Canada had its own, shorter experiment with prohibition which bankrupted many breweries (and distilleries), and with the rise of mass media marketing and national-scale supply chains, the major breweries consolidated into a near triopoly dominated by Molson, Labatt, and Carling-O'Keefe following the Second World War. These corporate brewers reacted to a new taste for sweet drinks in a public that had switched to sugary soft drinks and "near-beer" during prohibition.[2]

Currently, the only large-scale representatives of the pre-Prohibition lager style in the United States are D.G. Yuengling & Son with its traditional lager; Genesee Brewing Company with its Genesee beer; and August Schell Brewing Company with its Original.[citation needed] In recent years a number of smaller American breweries have also reintroduced it, such as Victory Brewing Company with its Headwaters Pale Ale, North Coast Brewing Company with Scrimshaw Pilsner, and Full Sail Brewing Company with its Session Lager.[citation needed]

See also


  1. ^ Rubin, Josh (2012). "Canada". In Garrett Oliver (ed.). The Oxford Companion to Beer.
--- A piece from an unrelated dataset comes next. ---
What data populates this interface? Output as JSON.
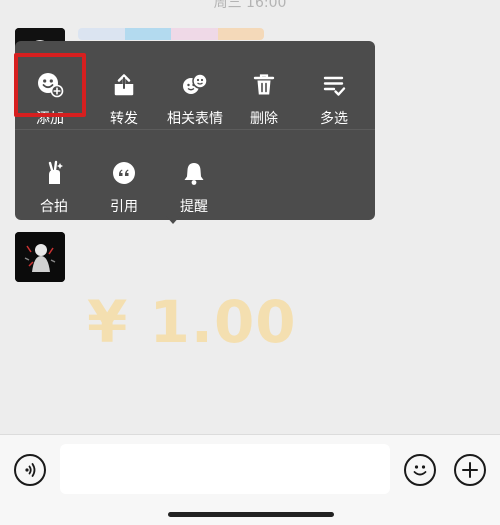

Vol. 1 (1st ed.). New York, New York: Oxford University Press Inc. pp. 386–392.
  2. ^ a b JohnnyBarman (2011-02-20). "Matt's Beer Den: Matt's Beer Den Book Review! – "Brew North" by Ian Coutts". Retrieved 2013-06-04.